§ **Work to be completed**
Each record that follows should be reproduced in full, character for character.

━━━ Exercise input ━━━

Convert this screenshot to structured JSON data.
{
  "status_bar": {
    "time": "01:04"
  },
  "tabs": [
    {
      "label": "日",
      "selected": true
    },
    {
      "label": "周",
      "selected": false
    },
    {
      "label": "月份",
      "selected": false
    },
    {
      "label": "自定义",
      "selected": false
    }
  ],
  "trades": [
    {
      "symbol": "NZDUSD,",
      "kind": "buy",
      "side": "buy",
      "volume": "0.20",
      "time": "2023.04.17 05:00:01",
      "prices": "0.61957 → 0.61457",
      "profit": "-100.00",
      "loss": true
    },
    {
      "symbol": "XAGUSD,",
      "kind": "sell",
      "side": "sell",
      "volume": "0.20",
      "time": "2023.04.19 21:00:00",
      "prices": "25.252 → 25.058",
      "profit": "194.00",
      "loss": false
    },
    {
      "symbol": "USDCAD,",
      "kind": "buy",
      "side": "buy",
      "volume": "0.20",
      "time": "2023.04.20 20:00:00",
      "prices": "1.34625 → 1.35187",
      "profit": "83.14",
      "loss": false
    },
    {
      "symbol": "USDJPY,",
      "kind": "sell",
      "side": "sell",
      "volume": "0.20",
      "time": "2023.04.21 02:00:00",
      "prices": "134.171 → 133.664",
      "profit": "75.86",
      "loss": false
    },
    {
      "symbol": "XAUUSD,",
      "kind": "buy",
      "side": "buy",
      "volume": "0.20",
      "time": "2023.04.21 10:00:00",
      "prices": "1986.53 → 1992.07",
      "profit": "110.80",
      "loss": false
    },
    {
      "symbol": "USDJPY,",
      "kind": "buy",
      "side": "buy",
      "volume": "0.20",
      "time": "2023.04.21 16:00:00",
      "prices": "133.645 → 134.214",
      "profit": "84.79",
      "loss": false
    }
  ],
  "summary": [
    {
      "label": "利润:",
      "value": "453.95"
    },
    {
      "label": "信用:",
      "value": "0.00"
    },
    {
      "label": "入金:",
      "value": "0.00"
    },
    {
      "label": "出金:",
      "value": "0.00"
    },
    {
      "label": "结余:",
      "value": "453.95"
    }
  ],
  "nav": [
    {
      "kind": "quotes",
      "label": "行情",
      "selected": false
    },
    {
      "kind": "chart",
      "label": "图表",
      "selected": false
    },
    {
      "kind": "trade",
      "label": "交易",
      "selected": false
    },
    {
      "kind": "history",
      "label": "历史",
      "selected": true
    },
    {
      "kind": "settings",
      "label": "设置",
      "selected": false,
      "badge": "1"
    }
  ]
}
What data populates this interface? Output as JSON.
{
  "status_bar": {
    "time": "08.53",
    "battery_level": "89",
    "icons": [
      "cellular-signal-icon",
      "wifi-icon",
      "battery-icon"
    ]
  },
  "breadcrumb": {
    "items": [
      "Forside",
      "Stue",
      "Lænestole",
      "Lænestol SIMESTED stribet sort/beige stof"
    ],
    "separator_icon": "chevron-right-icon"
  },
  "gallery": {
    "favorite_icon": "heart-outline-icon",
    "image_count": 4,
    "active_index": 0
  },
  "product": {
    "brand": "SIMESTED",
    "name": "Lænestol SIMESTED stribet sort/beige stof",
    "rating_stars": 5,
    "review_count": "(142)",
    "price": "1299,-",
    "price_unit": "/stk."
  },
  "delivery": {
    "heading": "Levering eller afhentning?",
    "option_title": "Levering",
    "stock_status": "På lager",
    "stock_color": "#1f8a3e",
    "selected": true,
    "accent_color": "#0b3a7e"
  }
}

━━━

§ **Exercise output**
Convert this screenshot to structured JSON data.
{
  "status_bar": {
    "time": "01:04"
  },
  "tabs": [
    {
      "label": "日",
      "selected": true
    },
    {
      "label": "周",
      "selected": false
    },
    {
      "label": "月份",
      "selected": false
    },
    {
      "label": "自定义",
      "selected": false
    }
  ],
  "trades": [
    {
      "symbol": "NZDUSD,",
      "kind": "buy",
      "side": "buy",
      "volume": "0.20",
      "time": "2023.04.17 05:00:01",
      "prices": "0.61957 → 0.61457",
      "profit": "-100.00",
      "loss": true
    },
    {
      "symbol": "XAGUSD,",
      "kind": "sell",
      "side": "sell",
      "volume": "0.20",
      "time": "2023.04.19 21:00:00",
      "prices": "25.252 → 25.058",
      "profit": "194.00",
      "loss": false
    },
    {
      "symbol": "USDCAD,",
      "kind": "buy",
      "side": "buy",
      "volume": "0.20",
      "time": "2023.04.20 20:00:00",
      "prices": "1.34625 → 1.35187",
      "profit": "83.14",
      "loss": false
    },
    {
      "symbol": "USDJPY,",
      "kind": "sell",
      "side": "sell",
      "volume": "0.20",
      "time": "2023.04.21 02:00:00",
      "prices": "134.171 → 133.664",
      "profit": "75.86",
      "loss": false
    },
    {
      "symbol": "XAUUSD,",
      "kind": "buy",
      "side": "buy",
      "volume": "0.20",
      "time": "2023.04.21 10:00:00",
      "prices": "1986.53 → 1992.07",
      "profit": "110.80",
      "loss": false
    },
    {
      "symbol": "USDJPY,",
      "kind": "buy",
      "side": "buy",
      "volume": "0.20",
      "time": "2023.04.21 16:00:00",
      "prices": "133.645 → 134.214",
      "profit": "84.79",
      "loss": false
    }
  ],
  "summary": [
    {
      "label": "利润:",
      "value": "453.95"
    },
    {
      "label": "信用:",
      "value": "0.00"
    },
    {
      "label": "入金:",
      "value": "0.00"
    },
    {
      "label": "出金:",
      "value": "0.00"
    },
    {
      "label": "结余:",
      "value": "453.95"
    }
  ],
  "nav": [
    {
      "kind": "quotes",
      "label": "行情",
      "selected": false
    },
    {
      "kind": "chart",
      "label": "图表",
      "selected": false
    },
    {
      "kind": "trade",
      "label": "交易",
      "selected": false
    },
    {
      "kind": "history",
      "label": "历史",
      "selected": true
    },
    {
      "kind": "settings",
      "label": "设置",
      "selected": false,
      "badge": "1"
    }
  ]
}
What data populates this interface? Output as JSON.
{
  "status_bar": {
    "time": "08.53",
    "battery_level": "89",
    "icons": [
      "cellular-signal-icon",
      "wifi-icon",
      "battery-icon"
    ]
  },
  "breadcrumb": {
    "items": [
      "Forside",
      "Stue",
      "Lænestole",
      "Lænestol SIMESTED stribet sort/beige stof"
    ],
    "separator_icon": "chevron-right-icon"
  },
  "gallery": {
    "favorite_icon": "heart-outline-icon",
    "image_count": 4,
    "active_index": 0
  },
  "product": {
    "brand": "SIMESTED",
    "name": "Lænestol SIMESTED stribet sort/beige stof",
    "rating_stars": 5,
    "review_count": "(142)",
    "price": "1299,-",
    "price_unit": "/stk."
  },
  "delivery": {
    "heading": "Levering eller afhentning?",
    "option_title": "Levering",
    "stock_status": "På lager",
    "stock_color": "#1f8a3e",
    "selected": true,
    "accent_color": "#0b3a7e"
  }
}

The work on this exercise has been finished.